Cooling and Reheating Food Fact Sheet Cool cooked food in the following way: Food must be cooled from 135˚F to 70˚F (57˚C to 21˚C) within two hours, and from 70˚F to 41˚F (21˚C to 5˚C) or lower in the next four hours. Before cooling food, reduce the quantity or size of the food you are cooling by dividing large food items into smaller ...

www.foodsmart.vic.gov.au/FoodSmartWeb/files/Section 7-reheating prepared food.pdf

to reheat food. Reheat according to the manufacturer’s instructions. Only reheat food once and discard any left overs. Use a probe thermometer to regularly measure the temperature of the thickest part of the food. Check that: sreheated food is hot (steaming) all the way through sliquids bubble rapidly when stirred. Increase the reheating

www.fda.gov/downloads/Food/FoodborneIllnessContaminants/UCM328128.pdf

a food thermometer. Bring sauces, soups and gravy to a boil when reheating. CHILL. Refrigerate foods promptly. Use an appliance thermometer to be sure the temperature is consistently 40° F or ...

www.thespruceeats.com/meat-temp-chart-and-safety-tips-3056800

Foods frozen for a very long time can lose quality, but if frozen at a constant temperature of 0 F (-18 C), the food will be safe. Always label freezer containers and bags with the name of the food or dish and the date.
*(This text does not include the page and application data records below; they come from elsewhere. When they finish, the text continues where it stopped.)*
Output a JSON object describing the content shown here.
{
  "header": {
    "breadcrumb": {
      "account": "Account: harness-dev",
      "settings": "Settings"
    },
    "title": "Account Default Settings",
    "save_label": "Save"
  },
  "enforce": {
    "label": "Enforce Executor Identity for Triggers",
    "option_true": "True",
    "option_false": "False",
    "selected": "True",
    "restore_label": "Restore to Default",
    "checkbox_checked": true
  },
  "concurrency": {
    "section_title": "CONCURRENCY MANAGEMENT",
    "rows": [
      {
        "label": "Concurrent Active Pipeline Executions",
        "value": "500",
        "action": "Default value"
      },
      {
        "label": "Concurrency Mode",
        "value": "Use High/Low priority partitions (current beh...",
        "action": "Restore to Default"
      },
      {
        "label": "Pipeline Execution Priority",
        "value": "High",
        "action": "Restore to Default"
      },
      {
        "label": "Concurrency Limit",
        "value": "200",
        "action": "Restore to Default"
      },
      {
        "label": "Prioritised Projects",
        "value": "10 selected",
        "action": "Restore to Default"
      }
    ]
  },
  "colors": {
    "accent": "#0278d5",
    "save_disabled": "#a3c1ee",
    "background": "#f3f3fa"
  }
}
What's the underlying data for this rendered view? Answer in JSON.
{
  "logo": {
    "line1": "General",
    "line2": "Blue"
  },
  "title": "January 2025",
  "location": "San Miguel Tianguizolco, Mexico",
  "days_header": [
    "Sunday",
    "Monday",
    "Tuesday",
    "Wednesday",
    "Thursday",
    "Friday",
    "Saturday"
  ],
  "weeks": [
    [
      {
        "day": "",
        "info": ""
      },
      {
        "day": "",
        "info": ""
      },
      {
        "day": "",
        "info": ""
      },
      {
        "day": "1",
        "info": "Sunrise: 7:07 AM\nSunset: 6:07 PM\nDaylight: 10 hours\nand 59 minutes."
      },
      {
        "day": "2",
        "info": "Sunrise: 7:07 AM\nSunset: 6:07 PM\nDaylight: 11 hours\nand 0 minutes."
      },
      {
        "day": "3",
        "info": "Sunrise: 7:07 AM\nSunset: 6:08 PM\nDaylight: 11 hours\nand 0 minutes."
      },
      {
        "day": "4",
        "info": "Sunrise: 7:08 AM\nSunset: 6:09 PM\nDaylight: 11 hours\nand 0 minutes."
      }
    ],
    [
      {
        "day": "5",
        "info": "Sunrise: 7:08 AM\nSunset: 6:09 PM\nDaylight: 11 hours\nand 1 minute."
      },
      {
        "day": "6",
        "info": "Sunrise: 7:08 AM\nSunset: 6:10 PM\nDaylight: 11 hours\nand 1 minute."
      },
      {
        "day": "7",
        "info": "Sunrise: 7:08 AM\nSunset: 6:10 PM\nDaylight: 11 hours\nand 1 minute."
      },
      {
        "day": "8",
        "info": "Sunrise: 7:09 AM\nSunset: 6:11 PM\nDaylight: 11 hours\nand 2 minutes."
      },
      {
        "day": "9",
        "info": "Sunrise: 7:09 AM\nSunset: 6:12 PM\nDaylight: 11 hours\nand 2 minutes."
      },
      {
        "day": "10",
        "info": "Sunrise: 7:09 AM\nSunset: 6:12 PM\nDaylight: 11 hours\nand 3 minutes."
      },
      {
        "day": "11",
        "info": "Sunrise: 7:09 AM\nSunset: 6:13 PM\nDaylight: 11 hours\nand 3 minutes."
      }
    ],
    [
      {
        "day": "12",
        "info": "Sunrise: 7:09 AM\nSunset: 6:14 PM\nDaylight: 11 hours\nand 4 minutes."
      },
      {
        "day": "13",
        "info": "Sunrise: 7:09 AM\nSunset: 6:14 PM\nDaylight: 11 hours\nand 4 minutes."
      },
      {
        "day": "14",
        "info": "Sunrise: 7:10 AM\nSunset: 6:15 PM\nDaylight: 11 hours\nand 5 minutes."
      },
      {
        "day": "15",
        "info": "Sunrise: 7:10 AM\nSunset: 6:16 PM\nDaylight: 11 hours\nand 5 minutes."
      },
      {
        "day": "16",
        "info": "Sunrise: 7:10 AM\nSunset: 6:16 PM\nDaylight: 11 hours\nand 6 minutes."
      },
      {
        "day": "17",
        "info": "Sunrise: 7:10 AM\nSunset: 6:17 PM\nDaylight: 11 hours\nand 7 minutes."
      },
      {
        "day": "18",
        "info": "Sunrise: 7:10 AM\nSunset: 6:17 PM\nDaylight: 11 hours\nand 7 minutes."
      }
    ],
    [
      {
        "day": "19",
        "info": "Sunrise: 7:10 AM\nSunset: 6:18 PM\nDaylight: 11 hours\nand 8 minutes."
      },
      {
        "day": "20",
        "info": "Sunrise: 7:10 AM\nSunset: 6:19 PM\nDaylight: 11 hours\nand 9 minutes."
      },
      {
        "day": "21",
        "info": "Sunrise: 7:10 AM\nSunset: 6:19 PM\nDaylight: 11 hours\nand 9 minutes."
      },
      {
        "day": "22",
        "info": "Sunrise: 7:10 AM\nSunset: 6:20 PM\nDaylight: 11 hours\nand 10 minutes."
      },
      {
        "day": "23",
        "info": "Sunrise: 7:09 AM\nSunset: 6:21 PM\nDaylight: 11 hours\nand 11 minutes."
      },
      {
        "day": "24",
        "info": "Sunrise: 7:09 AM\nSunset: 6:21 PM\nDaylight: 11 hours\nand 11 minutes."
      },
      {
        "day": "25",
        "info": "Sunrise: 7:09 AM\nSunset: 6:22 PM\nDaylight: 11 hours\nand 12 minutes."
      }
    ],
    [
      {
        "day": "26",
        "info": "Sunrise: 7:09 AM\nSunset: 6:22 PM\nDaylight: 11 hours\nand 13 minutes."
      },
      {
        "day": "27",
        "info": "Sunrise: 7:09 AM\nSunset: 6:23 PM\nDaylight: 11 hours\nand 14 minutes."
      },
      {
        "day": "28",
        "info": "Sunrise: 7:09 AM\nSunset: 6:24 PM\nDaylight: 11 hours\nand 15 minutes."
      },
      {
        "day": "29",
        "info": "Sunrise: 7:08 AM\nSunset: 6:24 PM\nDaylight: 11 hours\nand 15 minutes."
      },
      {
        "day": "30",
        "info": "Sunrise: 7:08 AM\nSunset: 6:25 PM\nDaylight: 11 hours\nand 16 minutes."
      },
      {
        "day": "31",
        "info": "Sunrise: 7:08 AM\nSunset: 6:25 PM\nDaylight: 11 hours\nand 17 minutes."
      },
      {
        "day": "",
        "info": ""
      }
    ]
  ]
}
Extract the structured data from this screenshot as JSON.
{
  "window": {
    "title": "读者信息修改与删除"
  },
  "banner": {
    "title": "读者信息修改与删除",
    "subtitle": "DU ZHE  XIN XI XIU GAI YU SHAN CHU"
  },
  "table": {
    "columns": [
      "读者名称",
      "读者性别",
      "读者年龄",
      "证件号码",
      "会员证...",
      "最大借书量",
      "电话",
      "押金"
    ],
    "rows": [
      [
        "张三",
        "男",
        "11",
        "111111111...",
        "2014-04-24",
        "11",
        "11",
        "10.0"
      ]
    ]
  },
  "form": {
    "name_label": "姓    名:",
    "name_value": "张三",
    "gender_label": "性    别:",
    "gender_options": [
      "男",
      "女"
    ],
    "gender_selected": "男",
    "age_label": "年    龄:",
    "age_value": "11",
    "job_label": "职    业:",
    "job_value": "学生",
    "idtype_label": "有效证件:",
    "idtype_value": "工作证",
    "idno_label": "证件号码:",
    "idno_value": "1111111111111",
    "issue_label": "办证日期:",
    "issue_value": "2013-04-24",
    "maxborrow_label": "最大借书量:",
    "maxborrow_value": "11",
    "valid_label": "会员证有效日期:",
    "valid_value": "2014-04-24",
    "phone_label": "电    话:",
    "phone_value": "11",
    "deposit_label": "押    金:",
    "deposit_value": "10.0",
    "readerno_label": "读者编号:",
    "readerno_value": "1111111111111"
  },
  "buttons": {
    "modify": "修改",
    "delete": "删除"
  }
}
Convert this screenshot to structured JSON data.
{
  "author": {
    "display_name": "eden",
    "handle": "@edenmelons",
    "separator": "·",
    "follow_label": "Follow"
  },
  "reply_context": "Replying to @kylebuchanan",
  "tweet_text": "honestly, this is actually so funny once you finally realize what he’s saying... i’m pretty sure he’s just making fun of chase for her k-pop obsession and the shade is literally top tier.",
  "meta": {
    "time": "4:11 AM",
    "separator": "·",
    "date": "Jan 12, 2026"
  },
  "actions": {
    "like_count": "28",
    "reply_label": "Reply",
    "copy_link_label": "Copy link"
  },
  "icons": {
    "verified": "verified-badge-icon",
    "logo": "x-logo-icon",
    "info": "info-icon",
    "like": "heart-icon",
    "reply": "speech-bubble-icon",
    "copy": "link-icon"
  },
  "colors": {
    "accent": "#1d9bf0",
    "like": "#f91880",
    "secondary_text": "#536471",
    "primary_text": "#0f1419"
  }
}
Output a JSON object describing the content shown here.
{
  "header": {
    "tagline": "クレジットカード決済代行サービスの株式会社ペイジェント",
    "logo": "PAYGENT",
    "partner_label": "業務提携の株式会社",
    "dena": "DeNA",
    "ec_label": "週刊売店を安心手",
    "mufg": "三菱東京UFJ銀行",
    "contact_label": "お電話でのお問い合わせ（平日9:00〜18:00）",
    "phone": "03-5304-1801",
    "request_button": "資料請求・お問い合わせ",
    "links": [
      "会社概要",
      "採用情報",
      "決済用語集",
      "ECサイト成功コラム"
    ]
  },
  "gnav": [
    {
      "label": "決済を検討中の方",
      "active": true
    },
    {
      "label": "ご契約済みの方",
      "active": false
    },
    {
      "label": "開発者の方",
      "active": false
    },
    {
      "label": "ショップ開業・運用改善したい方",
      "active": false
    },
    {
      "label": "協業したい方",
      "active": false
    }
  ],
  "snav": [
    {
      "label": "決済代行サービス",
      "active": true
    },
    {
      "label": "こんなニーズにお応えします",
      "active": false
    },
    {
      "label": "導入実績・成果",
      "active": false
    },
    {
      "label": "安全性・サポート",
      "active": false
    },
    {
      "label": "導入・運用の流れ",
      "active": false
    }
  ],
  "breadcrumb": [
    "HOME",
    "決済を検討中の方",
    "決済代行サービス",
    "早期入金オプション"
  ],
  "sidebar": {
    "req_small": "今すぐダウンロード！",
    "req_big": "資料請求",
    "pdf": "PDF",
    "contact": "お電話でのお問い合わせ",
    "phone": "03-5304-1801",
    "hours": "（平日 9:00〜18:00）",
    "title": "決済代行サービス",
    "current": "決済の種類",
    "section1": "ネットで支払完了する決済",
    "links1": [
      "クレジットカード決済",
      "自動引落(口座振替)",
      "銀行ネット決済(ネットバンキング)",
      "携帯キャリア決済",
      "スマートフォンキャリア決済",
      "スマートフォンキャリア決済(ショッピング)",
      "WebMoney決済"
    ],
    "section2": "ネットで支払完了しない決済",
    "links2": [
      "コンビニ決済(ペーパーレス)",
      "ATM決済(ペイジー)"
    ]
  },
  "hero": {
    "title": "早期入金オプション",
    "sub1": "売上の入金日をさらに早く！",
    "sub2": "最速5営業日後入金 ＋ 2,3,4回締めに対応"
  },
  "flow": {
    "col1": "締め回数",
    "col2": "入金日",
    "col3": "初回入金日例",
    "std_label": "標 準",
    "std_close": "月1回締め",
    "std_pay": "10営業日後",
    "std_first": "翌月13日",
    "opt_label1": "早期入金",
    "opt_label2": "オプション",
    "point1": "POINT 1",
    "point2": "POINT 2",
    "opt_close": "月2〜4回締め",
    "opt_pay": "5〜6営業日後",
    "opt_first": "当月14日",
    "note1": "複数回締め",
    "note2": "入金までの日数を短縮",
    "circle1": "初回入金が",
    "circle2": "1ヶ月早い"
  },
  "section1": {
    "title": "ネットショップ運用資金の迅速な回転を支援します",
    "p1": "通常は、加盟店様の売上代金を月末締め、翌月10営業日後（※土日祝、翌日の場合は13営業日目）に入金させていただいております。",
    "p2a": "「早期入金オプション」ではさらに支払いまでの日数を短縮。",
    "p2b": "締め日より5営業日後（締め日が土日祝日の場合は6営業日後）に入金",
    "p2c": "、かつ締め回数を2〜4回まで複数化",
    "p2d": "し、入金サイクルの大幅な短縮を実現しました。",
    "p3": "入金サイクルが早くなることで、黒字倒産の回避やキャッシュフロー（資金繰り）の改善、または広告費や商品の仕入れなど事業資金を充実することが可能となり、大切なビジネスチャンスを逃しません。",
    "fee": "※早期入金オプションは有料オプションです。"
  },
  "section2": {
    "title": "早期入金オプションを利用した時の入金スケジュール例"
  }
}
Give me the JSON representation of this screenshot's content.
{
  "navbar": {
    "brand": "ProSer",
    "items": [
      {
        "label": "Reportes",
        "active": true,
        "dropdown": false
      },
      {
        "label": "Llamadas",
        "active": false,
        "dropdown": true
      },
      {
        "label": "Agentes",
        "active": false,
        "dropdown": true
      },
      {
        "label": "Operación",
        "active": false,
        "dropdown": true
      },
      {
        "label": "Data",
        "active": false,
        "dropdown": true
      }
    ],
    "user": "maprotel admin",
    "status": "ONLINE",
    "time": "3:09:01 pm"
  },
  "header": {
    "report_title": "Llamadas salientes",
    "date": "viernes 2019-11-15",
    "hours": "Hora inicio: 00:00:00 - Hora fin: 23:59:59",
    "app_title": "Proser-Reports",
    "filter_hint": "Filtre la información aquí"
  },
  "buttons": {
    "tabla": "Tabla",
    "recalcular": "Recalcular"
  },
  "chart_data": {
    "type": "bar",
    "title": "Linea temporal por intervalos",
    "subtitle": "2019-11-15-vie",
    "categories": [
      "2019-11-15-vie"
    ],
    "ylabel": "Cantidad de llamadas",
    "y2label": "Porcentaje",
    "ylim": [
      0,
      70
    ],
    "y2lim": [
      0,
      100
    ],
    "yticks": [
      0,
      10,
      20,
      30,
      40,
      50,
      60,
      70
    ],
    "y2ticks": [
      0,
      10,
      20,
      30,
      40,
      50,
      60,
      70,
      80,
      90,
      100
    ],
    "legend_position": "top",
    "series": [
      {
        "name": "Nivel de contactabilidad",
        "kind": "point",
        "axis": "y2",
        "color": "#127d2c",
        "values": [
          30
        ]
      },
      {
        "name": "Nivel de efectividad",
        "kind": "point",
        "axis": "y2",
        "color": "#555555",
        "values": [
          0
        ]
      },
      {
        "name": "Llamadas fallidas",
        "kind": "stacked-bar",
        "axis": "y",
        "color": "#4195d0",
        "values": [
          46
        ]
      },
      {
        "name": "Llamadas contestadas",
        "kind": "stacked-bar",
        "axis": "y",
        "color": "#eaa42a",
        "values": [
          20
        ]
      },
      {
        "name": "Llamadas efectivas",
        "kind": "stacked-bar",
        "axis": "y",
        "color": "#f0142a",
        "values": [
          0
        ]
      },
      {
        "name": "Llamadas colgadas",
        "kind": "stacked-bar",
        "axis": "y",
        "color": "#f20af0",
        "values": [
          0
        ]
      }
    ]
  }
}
A vacuum sealer is an excellent way to store food, and the appliance is worth considering if you freeze food often.